2.5 stars

This was an enjoyable book for the most part. Easy to read, likeable characters, well-constructed world, but I do think a lot more could have done with it. I feel like the book would have benefited from being a little longer to properly flesh out the characters and their relationships, because they were pretty awfully one dimensional. It’s true that it would have then lost its quick and easy charm, but the truth is I didn’t care deeply about many of the characters and a lot of the relationships presented were also not particularly believable or shown with enough depth to make me really care.

The plot was also not particularly exciting. Obviously we’re following the Trojan war, which many know the story of already (myself especially so), but the plot of the characters themselves is seemingly non-existent. There is no trajectory that we follow, no sub-plots, no character development of any importance, despite several years passing (often seemingly out of nowhere; at one point, it was stated that they had been at Troy for three years, whereas, the last time I had been aware of the year, they had been there one). All that really happens is several years following the day-to-day lives of Neomene and her friends in the Trojan war with a few plot points stabbed in here and there, but with no real connecting factor. Even what I assume was meant to be the emotional climax at the end of the book didn’t pack much of a punch both because it was very predictable and because I didn’t really care about the characters or the relationship involved. In that respect it was somewhat dull.

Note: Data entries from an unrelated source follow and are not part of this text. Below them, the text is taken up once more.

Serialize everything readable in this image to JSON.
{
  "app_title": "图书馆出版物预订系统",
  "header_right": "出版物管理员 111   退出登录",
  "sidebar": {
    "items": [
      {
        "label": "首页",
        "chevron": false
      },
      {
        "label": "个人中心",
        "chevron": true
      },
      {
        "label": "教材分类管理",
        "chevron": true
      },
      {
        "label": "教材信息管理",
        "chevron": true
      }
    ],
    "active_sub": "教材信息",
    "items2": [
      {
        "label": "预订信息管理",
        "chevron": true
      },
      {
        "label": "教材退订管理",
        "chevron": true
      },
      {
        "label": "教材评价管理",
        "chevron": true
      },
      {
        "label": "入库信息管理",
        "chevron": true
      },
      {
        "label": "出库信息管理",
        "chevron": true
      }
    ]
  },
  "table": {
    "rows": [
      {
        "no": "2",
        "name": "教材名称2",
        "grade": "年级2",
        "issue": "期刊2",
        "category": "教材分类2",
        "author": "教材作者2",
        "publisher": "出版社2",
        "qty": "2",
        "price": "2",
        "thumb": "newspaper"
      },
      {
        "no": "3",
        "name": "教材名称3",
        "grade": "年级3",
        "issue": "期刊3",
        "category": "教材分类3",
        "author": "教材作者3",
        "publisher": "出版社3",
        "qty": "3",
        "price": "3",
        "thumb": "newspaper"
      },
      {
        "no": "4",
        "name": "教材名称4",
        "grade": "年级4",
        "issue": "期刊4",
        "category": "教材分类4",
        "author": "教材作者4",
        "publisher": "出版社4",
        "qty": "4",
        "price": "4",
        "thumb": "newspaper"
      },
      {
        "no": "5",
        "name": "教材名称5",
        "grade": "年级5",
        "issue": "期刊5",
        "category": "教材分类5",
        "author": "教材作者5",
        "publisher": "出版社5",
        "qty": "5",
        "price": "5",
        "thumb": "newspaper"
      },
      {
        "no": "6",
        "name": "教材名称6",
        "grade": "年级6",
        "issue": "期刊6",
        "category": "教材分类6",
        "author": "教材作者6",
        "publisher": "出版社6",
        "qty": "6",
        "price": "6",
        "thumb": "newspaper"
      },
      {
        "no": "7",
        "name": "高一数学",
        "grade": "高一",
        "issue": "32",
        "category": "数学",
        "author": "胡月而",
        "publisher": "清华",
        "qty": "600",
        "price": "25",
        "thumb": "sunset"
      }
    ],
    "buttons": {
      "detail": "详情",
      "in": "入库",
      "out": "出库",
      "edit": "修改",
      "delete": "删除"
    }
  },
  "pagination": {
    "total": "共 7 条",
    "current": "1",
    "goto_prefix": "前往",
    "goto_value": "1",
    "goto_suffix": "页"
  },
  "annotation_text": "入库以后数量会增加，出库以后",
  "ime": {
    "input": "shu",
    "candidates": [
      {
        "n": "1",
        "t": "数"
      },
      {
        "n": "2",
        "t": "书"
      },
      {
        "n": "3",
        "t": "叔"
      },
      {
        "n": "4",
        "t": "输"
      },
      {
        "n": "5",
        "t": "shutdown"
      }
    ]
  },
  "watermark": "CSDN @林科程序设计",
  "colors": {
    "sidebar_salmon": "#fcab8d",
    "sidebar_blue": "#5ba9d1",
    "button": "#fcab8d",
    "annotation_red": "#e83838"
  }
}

I also thought this was going to be an interesting adaptation without explicitly using the gods, only having them referenced and talked about in stories and in hearsay, since for example Paris was whisked away not by Aphrodite but by the Trojans in the one-to-one combat. However, about three quarters of the way through we meet an actual nymph who has genuinely met the gods, so I don’t know what that was all about.

Character motivations were often all over the place. If Oenone saw Odysseus as a threat to Paris, why did she change her mind so quickly? Why was Neomene so staunchly against going home (the excuse that she’d failed Iphigenia seems pretty weak)? Why did she and Antilochus even like one another? We see nothing of their relationship, or even their friendship. It seems to come out of nowhere and therefore not have much of an impact.

There are quite a few loose ends dangling around, like the suspicious Hesta and the yet-to-kick-off fight about Briseis, which I assume will continue in the sequel. (I did rather like the idea of Achilles easily falling in love and Briseis being his latest catch, making the later feud about love rather than arrogance, as is the traditional take on it.)

I’m not sure if I’ll be reading the sequel. Since I own it, I guess I might as well, but this really wasn’t a great book. Quite enjoyable and a very quick read, but not something I’d read again or recommend.